● Dataset rows describing interfaces

※ ※ ※

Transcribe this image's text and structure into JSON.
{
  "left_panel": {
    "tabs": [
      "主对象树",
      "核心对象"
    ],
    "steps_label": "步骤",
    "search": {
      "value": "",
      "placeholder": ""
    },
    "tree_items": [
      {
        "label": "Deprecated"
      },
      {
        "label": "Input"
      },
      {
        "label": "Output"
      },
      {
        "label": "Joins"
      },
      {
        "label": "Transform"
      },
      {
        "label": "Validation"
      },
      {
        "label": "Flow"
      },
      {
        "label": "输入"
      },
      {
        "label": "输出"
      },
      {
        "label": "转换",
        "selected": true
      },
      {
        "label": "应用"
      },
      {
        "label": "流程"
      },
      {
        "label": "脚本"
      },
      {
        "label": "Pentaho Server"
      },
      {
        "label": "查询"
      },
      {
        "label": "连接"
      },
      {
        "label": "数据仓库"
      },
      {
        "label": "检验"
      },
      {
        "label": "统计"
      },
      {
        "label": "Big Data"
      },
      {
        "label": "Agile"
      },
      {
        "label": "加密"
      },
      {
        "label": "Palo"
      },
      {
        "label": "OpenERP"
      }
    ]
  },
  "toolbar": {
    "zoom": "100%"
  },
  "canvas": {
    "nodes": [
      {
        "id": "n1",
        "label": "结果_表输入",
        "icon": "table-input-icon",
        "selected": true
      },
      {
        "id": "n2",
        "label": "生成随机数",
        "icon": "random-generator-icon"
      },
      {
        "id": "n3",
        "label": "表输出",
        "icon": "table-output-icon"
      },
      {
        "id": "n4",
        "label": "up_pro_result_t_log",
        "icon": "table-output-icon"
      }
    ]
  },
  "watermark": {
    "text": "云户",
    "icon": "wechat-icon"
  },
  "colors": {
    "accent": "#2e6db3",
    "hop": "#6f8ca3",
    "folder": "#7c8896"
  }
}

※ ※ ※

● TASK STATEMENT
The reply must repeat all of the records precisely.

● SOLVED PROBLEM
Transcribe this image's text and structure into JSON.
{
  "left_panel": {
    "tabs": [
      "主对象树",
      "核心对象"
    ],
    "steps_label": "步骤",
    "search": {
      "value": "",
      "placeholder": ""
    },
    "tree_items": [
      {
        "label": "Deprecated"
      },
      {
        "label": "Input"
      },
      {
        "label": "Output"
      },
      {
        "label": "Joins"
      },
      {
        "label": "Transform"
      },
      {
        "label": "Validation"
      },
      {
        "label": "Flow"
      },
      {
        "label": "输入"
      },
      {
        "label": "输出"
      },
      {
        "label": "转换",
        "selected": true
      },
      {
        "label": "应用"
      },
      {
        "label": "流程"
      },
      {
        "label": "脚本"
      },
      {
        "label": "Pentaho Server"
      },
      {
        "label": "查询"
      },
      {
        "label": "连接"
      },
      {
        "label": "数据仓库"
      },
      {
        "label": "检验"
      },
      {
        "label": "统计"
      },
      {
        "label": "Big Data"
      },
      {
        "label": "Agile"
      },
      {
        "label": "加密"
      },
      {
        "label": "Palo"
      },
      {
        "label": "OpenERP"
      }
    ]
  },
  "toolbar": {
    "zoom": "100%"
  },
  "canvas": {
    "nodes": [
      {
        "id": "n1",
        "label": "结果_表输入",
        "icon": "table-input-icon",
        "selected": true
      },
      {
        "id": "n2",
        "label": "生成随机数",
        "icon": "random-generator-icon"
      },
      {
        "id": "n3",
        "label": "表输出",
        "icon": "table-output-icon"
      },
      {
        "id": "n4",
        "label": "up_pro_result_t_log",
        "icon": "table-output-icon"
      }
    ]
  },
  "watermark": {
    "text": "云户",
    "icon": "wechat-icon"
  },
  "colors": {
    "accent": "#2e6db3",
    "hop": "#6f8ca3",
    "folder": "#7c8896"
  }
}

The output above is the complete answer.